Students throughout the Diocese of Rochester are learning about the ways they can personally help combat climate change and teach others about caring for the earth.
"The little things we can do as individuals, such as reducing our meat consumption, taking shorter (and) colder showers and buying eco-friendly products can make a big different on both the world of today and tomorrow," said Elmira Notre Dame student Ana Coulibaly.
Last school year, Coulibaly took an environmental science honors class taught by Michael Sherman. In an e-mail, Sherman explained that the class finished the year with a project related to Pope Francis' encyclical, "Laudato Si': On Care For Our Common Home." On the main bulletin board in the school, the students created a collage of pictures from the book Climate Refugees. In the center of the collage, the students posted some of the passages from the encyclical that they found most meaningful, Sherman added.
Coulibaly and her classmate, Brooks Givens, said they had not read the encyclical before taking Sherman's class.
"The pope's stance on climate change was not surprising to me, as I had previous knowledge of his commitment to environmental reform," Givens added. "Reading the encyclical however, made me really understand how deeply the pope cares and values the world we live in."
The project made both students understand the roles young people must play in caring for the earth to improve its climate conditions, they said.
"My opinion on the environment changed very much over the past year because of the class," Givens said. "We are headed in a very dark direction, but we are not beyond the point of no return, we can still change our course, and I think the pope believes that as well."
Other schools around the Diocese of Rochester also have taken on projects to care for the earth and heed Pope Francis' call in his encyclical.
In the Rochester City School District, fourth-graders at Henry Hudson School No. 28 worked with staff and volunteers from Seedfolk City Farm to plant in their school's garden beds and greenhouse. They also developed new habits on composting that they brought home to their families.

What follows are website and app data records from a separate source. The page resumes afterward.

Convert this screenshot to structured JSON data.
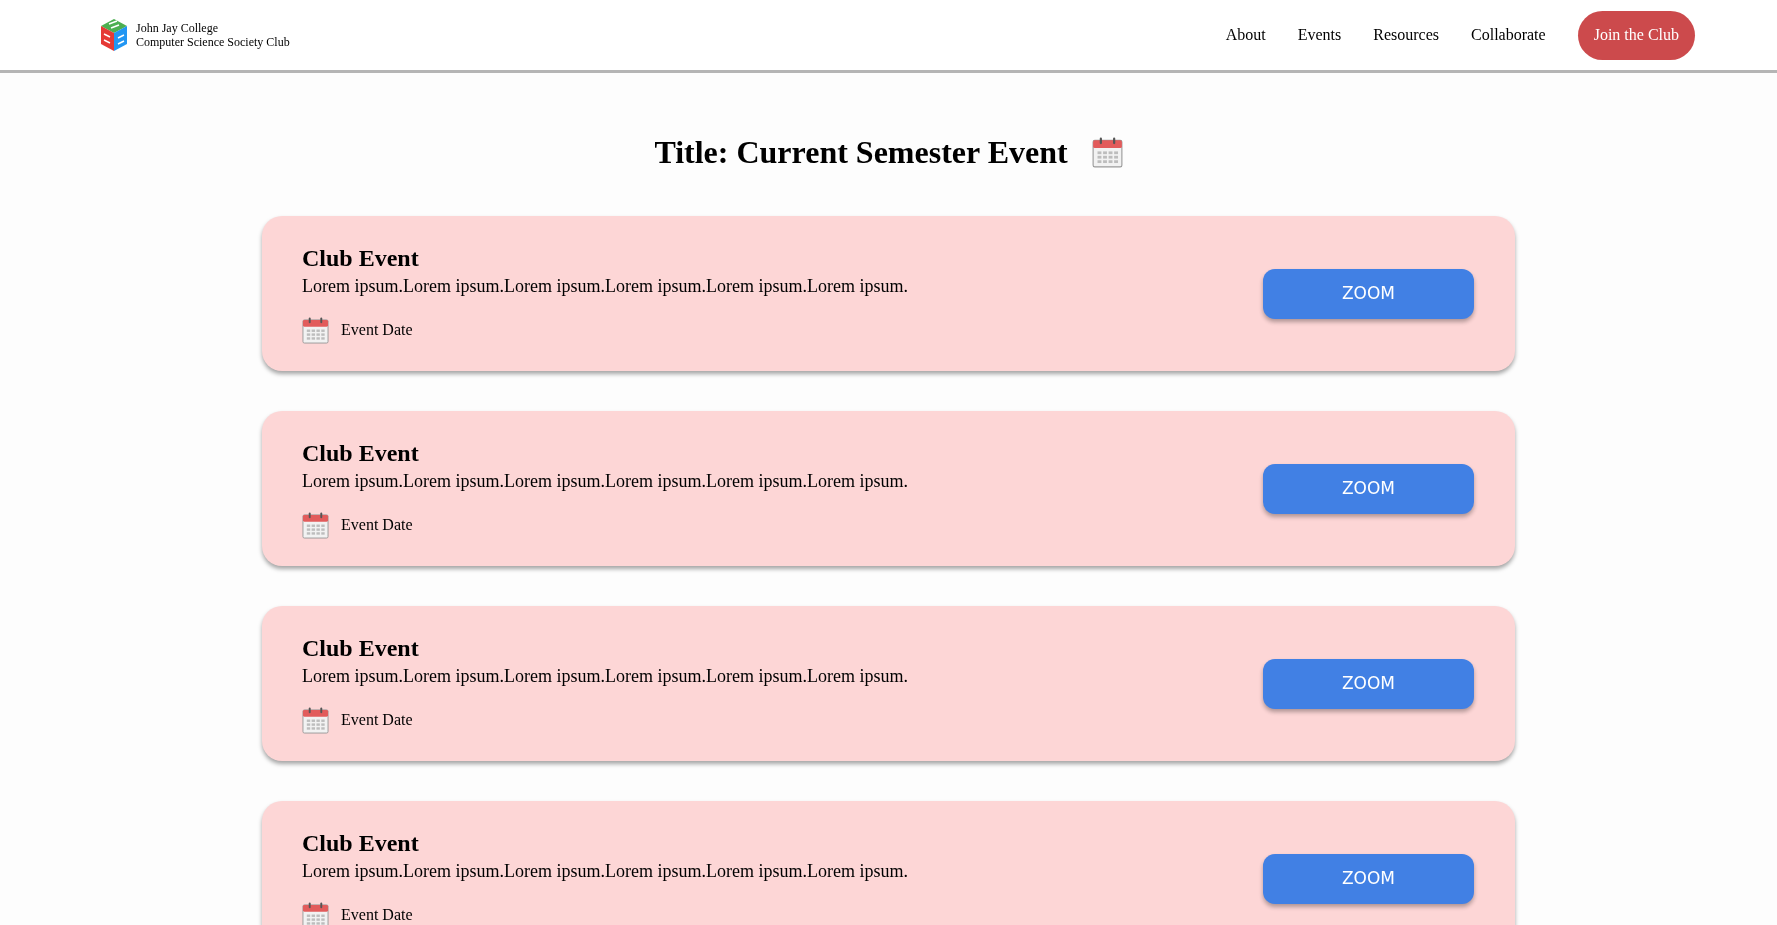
{
  "header": {
    "logo_lines": [
      "John Jay College",
      "Computer Science Society Club"
    ],
    "nav": [
      "About",
      "Events",
      "Resources",
      "Collaborate"
    ],
    "cta": "Join the Club"
  },
  "title": "Title: Current Semester Event",
  "events": [
    {
      "title": "Club Event",
      "description": "Lorem ipsum.Lorem ipsum.Lorem ipsum.Lorem ipsum.Lorem ipsum.Lorem ipsum.",
      "date": "Event Date",
      "button": "ZOOM"
    },
    {
      "title": "Club Event",
      "description": "Lorem ipsum.Lorem ipsum.Lorem ipsum.Lorem ipsum.Lorem ipsum.Lorem ipsum.",
      "date": "Event Date",
      "button": "ZOOM"
    },
    {
      "title": "Club Event",
      "description": "Lorem ipsum.Lorem ipsum.Lorem ipsum.Lorem ipsum.Lorem ipsum.Lorem ipsum.",
      "date": "Event Date",
      "button": "ZOOM"
    },
    {
      "title": "Club Event",
      "description": "Lorem ipsum.Lorem ipsum.Lorem ipsum.Lorem ipsum.Lorem ipsum.Lorem ipsum.",
      "date": "Event Date",
      "button": "ZOOM"
    }
  ]
}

Amber Powers, an English as a second language teacher and Seedfolk board member, wrote the application for a $15,000 grant for School No. 28 to partner with Seedfolk and cover the costs of materials and instruction for the pilot program. The program also was to serve as the basis for a curriculum on composting and recycling that she was developing this summer to make available to all area schools, Powers said.
Nine-year-old Erialanys Arroyo had never heard about composting prior to the start of the pilot program, although her family does have a garden in its front yard. She initially thought composting meant recycling, she said. But when she learned that it means collecting food scraps that can be used as fertilizer for soil to help things grow, she was sold.
"You're not trashing Mother Earth," she said of the importance of composting.
Students in the primary grades at Chili's St. Pius Tenth School also have focused on gardening, planting and talking about gardening at home, explained Lucyann Ormiston, a fourth-grade teacher who has been involved with the school's transition to a new science program called Science Fusion. The new curriculum has a bigger focus on ecology, she said.
The students in the fourth, fifth and sixth grades also participated in an essay contest sponsored by the Catholic Daughters of America, which asked them to write about how they are good stewards of the earth, Ormiston said. Several students won first and second places for their essays about recycling, picking up litter, and reusing plastics and metals, she added.
"(The contest) also tied in with our religion program," she said. "God gave us this creation. It is our responsibility to take care of it (earth)."
Reuse and recycle also was the focus of a program in Danielle Watts' fourth-grade class at St. Francis-St. Stephen School in Geneva. She spreads this message all during the school year, she said, and has kids discuss the ways materials can be used instead of thrown away.
She also touched on the pope's encyclical in general terms, she said.
"We talk about how God created the earth for us," Watts said. "It is our responsibility to be good citizens and take care of it."
As Earth Day neared this year, Watts' class also read Dr. Seuss' The Lorax and watched the movie, she said. After watching online videos of landfills and recycling plants, they then collected recyclable materials from home, such as plastics, metals, glass and paper, she said.
They sorted the collection and began making robots from the materials, Watts said. The students worked in pairs and designed robots that did such tasks as cleaning the air or sorting garbage for items that could be recycled.
"They were really inspired," Watt said. "And it was a good way for us to talk about how we can take care of the earth."